------ EXERCISE DATA

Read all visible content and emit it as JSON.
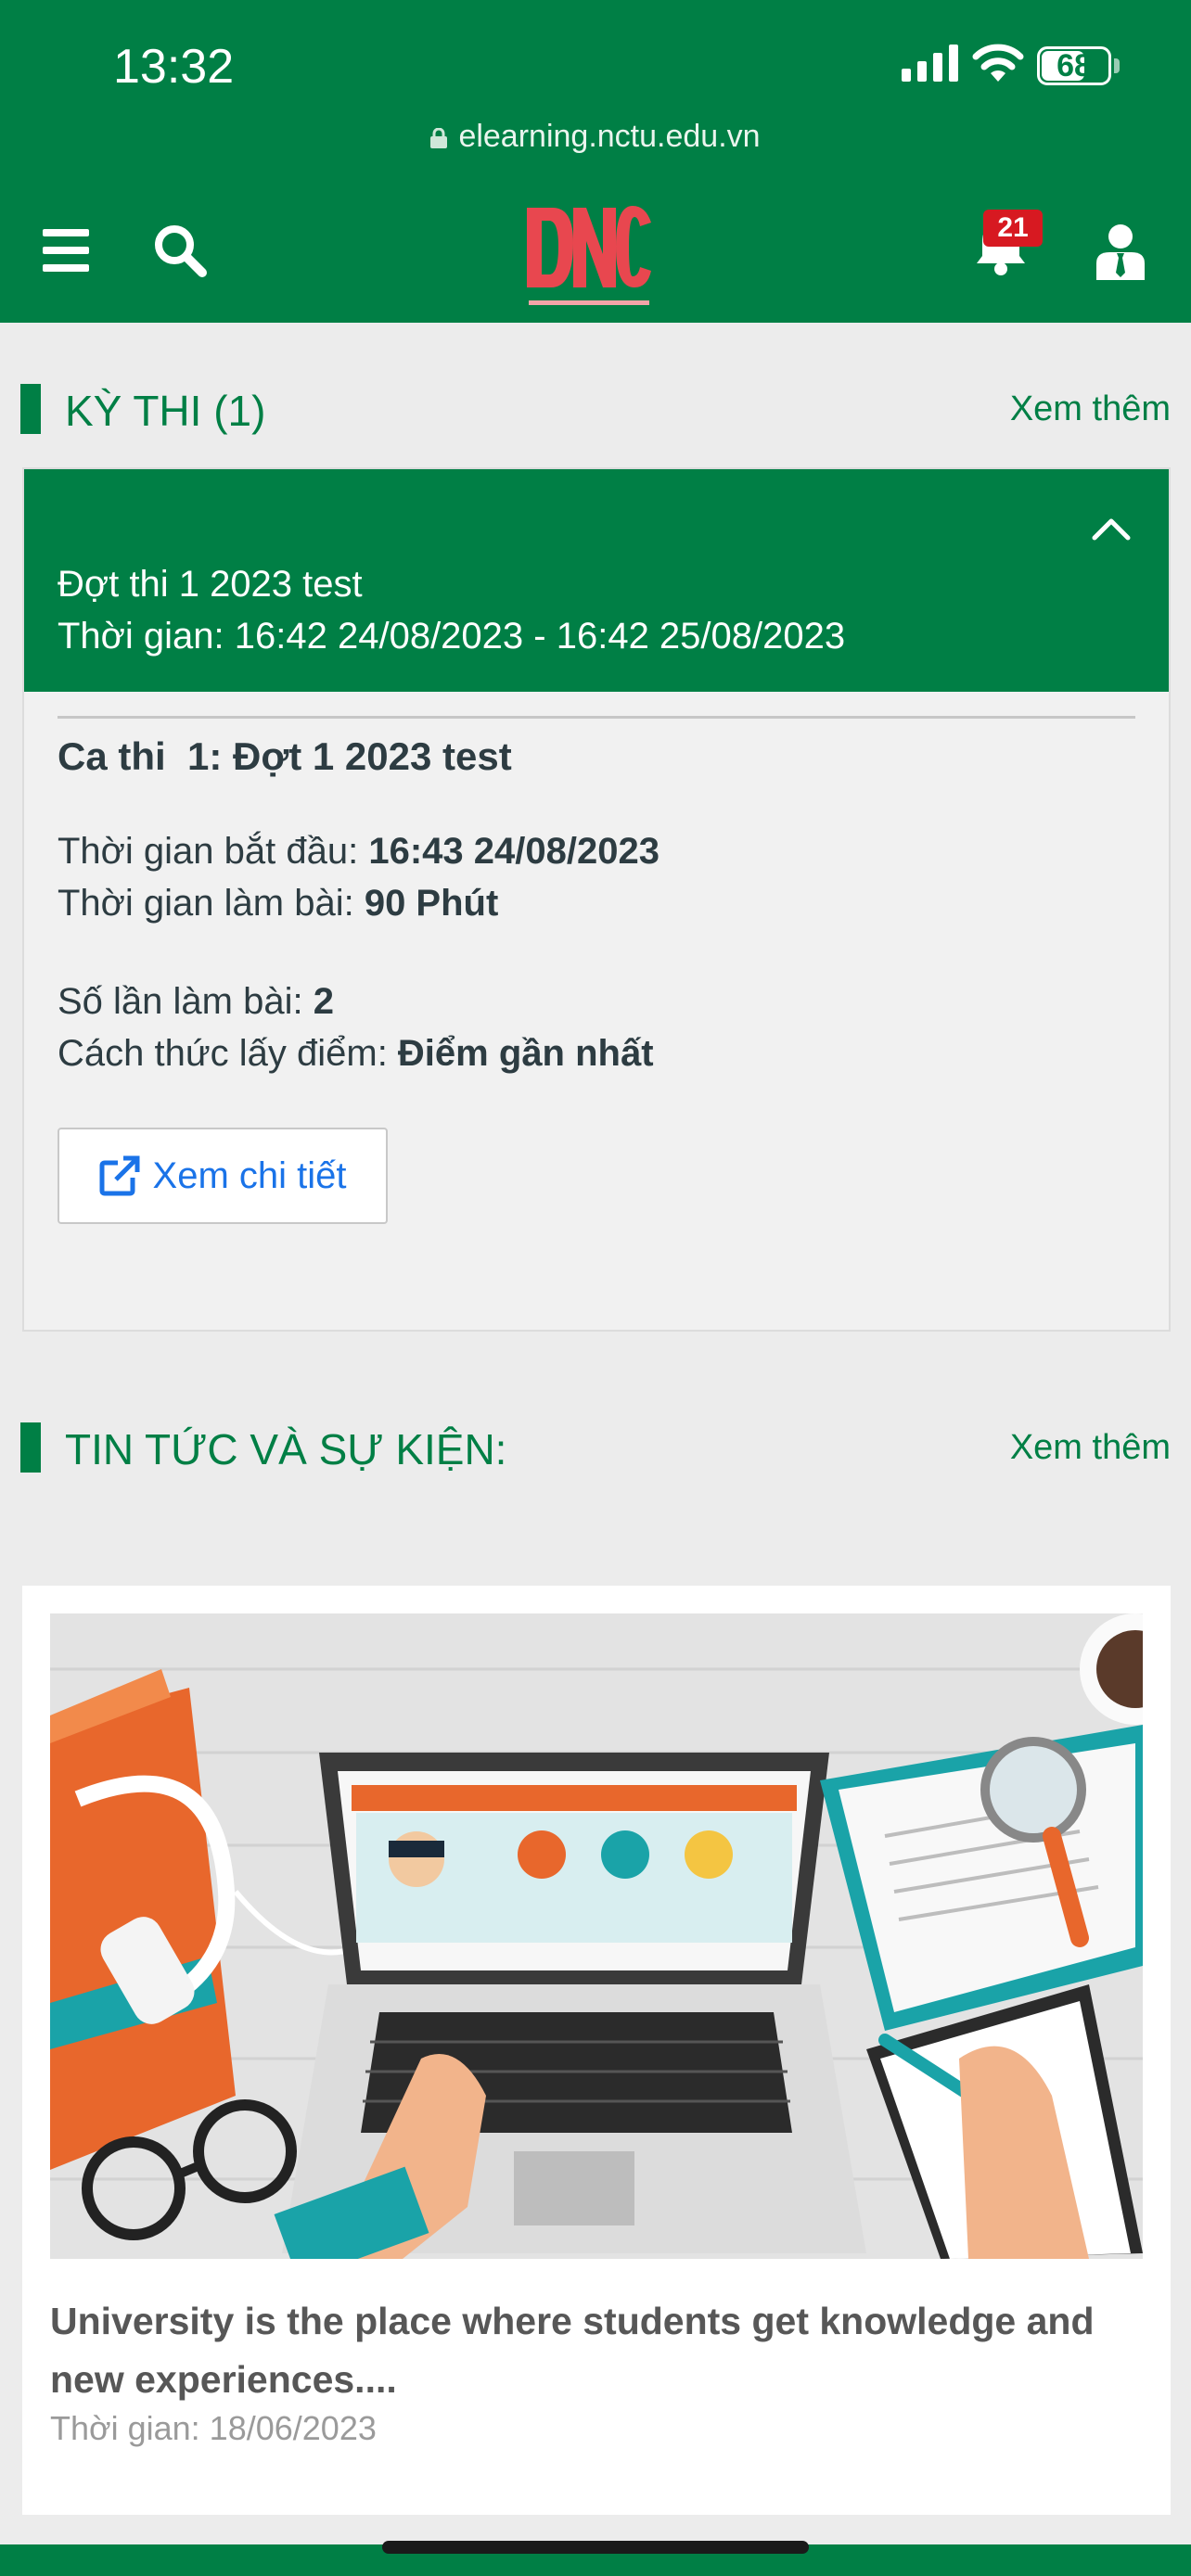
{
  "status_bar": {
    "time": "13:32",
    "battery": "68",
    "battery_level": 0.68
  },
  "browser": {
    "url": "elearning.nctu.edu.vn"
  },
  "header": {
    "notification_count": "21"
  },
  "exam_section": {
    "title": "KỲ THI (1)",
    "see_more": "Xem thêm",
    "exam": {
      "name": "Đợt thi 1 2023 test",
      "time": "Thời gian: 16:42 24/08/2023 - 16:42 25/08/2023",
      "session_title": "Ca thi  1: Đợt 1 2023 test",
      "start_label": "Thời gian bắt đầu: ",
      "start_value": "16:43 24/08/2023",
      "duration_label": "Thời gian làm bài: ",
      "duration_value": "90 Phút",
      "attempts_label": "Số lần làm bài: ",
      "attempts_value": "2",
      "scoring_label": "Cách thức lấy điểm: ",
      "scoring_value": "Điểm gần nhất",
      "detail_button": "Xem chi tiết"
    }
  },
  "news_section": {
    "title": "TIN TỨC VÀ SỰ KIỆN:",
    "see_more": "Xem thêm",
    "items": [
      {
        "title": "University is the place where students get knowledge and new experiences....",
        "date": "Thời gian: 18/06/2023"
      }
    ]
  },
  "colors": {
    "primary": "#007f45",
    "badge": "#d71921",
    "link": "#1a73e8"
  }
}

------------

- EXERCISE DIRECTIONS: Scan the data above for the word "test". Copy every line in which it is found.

- EXERCISE RESPONSE:
      "name": "Đợt thi 1 2023 test",
      "session_title": "Ca thi  1: Đợt 1 2023 test",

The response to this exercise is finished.